Posted: 2009-04-02 11:04 | More posts about censorship funny ireland linguistics literature politics words
Two amusing articles brought to my attention today. The first is from the Irish Times' supplement celebrating its 150 years. It focuses on the role of the Irish language in newspapers over the years, from their early opposition to the introduction of compulsory Irish in schools, until today, when the sight of the Irish language is becoming rarer and rarer by the day. One paragraph in particular, quoting the late Brian O'Nolan, writing for the Times under one of his pseudonyms, Myles na gCopaleen, made me laugh:
The humour was often surreal. During the days of rationing in the "Emergency", as the second World War was officially known in this State, Myles suggested that the dative case or "tuiseal tabharthach" in Irish be sacrificed as an unnecessary luxury.The second article, printed in the Independent, is a short, humourous, satirical piece, lampooning the current Taoiseach and RTÉ's handling of the "picturegate" affair, when it seemed as if the Taoiseach's office was dictating to the national broadcaster what it could and could not cover on the news.

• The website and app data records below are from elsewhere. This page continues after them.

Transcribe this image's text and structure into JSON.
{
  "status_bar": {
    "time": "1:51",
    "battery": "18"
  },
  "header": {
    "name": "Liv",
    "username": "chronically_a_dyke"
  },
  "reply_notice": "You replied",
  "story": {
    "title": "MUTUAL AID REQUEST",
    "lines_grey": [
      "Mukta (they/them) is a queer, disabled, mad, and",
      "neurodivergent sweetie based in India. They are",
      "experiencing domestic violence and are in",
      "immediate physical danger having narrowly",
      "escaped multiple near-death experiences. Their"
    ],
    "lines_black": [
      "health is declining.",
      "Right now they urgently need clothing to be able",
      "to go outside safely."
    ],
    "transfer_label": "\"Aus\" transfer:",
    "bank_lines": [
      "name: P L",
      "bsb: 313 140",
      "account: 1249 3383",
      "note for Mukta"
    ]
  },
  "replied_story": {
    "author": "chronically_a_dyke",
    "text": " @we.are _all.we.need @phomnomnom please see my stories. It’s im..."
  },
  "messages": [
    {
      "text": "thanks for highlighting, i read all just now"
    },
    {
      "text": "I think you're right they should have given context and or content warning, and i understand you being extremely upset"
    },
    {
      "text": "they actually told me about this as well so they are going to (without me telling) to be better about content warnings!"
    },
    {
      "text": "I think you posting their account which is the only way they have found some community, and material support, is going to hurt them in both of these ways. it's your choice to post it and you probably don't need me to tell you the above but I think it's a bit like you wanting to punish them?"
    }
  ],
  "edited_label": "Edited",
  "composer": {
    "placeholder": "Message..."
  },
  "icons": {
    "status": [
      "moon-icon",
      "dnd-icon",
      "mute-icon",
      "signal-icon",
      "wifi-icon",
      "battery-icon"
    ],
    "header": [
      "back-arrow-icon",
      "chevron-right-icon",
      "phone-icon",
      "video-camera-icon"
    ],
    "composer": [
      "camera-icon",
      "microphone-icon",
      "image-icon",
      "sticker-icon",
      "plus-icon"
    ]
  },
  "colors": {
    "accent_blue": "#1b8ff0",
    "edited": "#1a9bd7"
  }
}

Posted: 2009-03-30 22:24 | More posts about censorship germany internet politics
Today, an editorial was posted on Wikileaks highly critical of the German and Australian governments' pursuit of a rigid system of censorship for internet access in those countries. It describes bounding down the slippery slope from the implementation of these schemes in the interest of censoring child pornography, to the point where "the Australian government's "Minister for censorship", Senator Stephen Conroy, has admitted that fully half of the sites on the secret list are unrelated to child pornography", and finishes up with a few good reasons why censorship shouldn't be considered especially in the case of combatting child pornography online.
I have posted the entire article below, for posterity and as a mirror to the wikileaks site (which seems to have gone down with the strain):